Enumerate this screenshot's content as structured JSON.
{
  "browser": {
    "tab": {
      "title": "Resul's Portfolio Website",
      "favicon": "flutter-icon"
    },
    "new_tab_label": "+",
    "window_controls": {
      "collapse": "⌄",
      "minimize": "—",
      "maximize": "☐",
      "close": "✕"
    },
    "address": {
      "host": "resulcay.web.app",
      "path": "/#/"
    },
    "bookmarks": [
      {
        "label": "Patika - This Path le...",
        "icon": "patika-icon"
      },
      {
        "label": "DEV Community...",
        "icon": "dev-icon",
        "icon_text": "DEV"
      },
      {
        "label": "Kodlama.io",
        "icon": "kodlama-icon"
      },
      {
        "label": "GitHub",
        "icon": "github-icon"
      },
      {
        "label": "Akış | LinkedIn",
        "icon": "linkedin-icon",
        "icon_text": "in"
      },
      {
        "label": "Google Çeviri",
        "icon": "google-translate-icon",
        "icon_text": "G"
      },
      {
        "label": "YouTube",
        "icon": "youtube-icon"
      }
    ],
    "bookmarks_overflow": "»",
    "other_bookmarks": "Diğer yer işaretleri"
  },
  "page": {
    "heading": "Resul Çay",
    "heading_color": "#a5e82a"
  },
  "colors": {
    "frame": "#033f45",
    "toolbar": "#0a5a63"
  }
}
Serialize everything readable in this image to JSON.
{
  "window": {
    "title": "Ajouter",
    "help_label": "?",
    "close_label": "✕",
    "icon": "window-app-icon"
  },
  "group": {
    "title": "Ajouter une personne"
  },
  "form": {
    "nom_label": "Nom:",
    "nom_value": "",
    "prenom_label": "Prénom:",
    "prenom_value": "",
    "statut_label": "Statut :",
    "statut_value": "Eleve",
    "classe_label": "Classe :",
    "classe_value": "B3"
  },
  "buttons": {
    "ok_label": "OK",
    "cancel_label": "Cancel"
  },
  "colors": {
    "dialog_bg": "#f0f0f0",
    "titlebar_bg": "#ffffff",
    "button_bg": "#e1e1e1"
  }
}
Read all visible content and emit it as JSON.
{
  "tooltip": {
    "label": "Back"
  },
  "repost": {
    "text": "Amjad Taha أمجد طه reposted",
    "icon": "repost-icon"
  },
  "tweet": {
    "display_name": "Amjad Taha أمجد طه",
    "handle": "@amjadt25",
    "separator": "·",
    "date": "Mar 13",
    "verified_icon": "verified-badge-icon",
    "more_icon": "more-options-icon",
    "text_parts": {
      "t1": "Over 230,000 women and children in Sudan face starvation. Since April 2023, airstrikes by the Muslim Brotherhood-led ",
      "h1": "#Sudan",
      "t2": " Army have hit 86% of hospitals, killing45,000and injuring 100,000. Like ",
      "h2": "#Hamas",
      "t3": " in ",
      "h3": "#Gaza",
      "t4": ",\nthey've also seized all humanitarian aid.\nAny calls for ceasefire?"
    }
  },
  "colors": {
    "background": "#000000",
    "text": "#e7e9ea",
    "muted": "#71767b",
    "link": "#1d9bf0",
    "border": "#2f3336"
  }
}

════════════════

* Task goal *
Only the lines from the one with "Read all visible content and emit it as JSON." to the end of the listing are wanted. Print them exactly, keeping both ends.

* Response to the exercise *
Read all visible content and emit it as JSON.
{
  "tooltip": {
    "label": "Back"
  },
  "repost": {
    "text": "Amjad Taha أمجد طه reposted",
    "icon": "repost-icon"
  },
  "tweet": {
    "display_name": "Amjad Taha أمجد طه",
    "handle": "@amjadt25",
    "separator": "·",
    "date": "Mar 13",
    "verified_icon": "verified-badge-icon",
    "more_icon": "more-options-icon",
    "text_parts": {
      "t1": "Over 230,000 women and children in Sudan face starvation. Since April 2023, airstrikes by the Muslim Brotherhood-led ",
      "h1": "#Sudan",
      "t2": " Army have hit 86% of hospitals, killing45,000and injuring 100,000. Like ",
      "h2": "#Hamas",
      "t3": " in ",
      "h3": "#Gaza",
      "t4": ",\nthey've also seized all humanitarian aid.\nAny calls for ceasefire?"
    }
  },
  "colors": {
    "background": "#000000",
    "text": "#e7e9ea",
    "muted": "#71767b",
    "link": "#1d9bf0",
    "border": "#2f3336"
  }
}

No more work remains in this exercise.